=== Section Start ===
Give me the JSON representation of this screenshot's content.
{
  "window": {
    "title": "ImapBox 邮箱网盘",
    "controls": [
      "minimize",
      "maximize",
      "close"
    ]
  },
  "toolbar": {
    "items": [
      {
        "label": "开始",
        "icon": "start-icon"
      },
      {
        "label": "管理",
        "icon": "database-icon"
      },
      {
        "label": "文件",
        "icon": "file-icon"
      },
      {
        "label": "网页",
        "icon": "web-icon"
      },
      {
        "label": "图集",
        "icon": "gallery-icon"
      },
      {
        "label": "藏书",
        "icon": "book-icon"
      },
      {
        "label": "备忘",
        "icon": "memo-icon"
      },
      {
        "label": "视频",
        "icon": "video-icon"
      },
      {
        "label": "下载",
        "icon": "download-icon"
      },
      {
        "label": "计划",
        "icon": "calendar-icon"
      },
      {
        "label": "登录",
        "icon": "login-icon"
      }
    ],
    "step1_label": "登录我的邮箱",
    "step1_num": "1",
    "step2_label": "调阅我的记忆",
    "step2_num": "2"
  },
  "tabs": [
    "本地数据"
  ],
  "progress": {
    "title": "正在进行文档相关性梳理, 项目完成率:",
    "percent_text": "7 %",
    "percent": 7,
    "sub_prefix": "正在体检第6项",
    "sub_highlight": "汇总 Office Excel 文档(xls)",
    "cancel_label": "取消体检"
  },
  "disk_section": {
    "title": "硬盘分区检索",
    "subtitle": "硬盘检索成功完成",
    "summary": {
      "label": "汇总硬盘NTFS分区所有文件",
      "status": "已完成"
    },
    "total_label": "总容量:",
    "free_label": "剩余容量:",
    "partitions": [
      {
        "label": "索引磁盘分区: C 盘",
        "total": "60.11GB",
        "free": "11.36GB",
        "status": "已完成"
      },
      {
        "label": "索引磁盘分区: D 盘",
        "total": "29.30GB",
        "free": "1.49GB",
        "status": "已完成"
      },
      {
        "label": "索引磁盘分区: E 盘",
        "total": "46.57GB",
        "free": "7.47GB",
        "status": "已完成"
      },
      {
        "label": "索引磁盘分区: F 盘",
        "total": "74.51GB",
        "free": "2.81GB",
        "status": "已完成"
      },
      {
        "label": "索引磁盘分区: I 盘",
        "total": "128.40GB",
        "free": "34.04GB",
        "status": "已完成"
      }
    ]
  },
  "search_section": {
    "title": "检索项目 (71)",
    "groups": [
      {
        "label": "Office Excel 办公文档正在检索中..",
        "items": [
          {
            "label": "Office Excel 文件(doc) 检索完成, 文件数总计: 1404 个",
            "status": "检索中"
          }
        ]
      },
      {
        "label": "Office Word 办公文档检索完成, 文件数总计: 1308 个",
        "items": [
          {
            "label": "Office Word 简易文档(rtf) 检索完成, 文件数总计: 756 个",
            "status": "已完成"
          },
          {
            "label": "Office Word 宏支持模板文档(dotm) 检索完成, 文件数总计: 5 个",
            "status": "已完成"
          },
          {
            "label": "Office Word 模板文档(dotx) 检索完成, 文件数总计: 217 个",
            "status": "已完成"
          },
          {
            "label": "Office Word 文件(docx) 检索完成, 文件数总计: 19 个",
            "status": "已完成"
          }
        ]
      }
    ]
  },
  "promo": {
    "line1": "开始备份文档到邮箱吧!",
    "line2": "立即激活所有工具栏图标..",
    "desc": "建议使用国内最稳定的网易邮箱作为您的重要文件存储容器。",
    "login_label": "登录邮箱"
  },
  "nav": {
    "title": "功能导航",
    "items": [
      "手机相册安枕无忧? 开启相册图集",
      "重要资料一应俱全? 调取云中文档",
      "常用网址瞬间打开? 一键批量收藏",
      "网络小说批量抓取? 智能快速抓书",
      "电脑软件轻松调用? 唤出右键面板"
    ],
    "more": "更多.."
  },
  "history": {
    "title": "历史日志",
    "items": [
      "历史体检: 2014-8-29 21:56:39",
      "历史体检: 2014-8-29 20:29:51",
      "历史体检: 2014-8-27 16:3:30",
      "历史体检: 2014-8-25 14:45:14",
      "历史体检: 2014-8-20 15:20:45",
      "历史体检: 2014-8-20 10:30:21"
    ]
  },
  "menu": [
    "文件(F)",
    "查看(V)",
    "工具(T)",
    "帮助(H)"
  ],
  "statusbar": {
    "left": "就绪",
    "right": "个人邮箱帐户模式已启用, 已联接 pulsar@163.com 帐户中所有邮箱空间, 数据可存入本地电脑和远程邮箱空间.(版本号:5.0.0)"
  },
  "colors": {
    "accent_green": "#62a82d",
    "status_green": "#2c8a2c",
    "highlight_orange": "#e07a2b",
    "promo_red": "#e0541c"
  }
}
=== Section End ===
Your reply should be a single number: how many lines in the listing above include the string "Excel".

### YOUR RESPONSE
3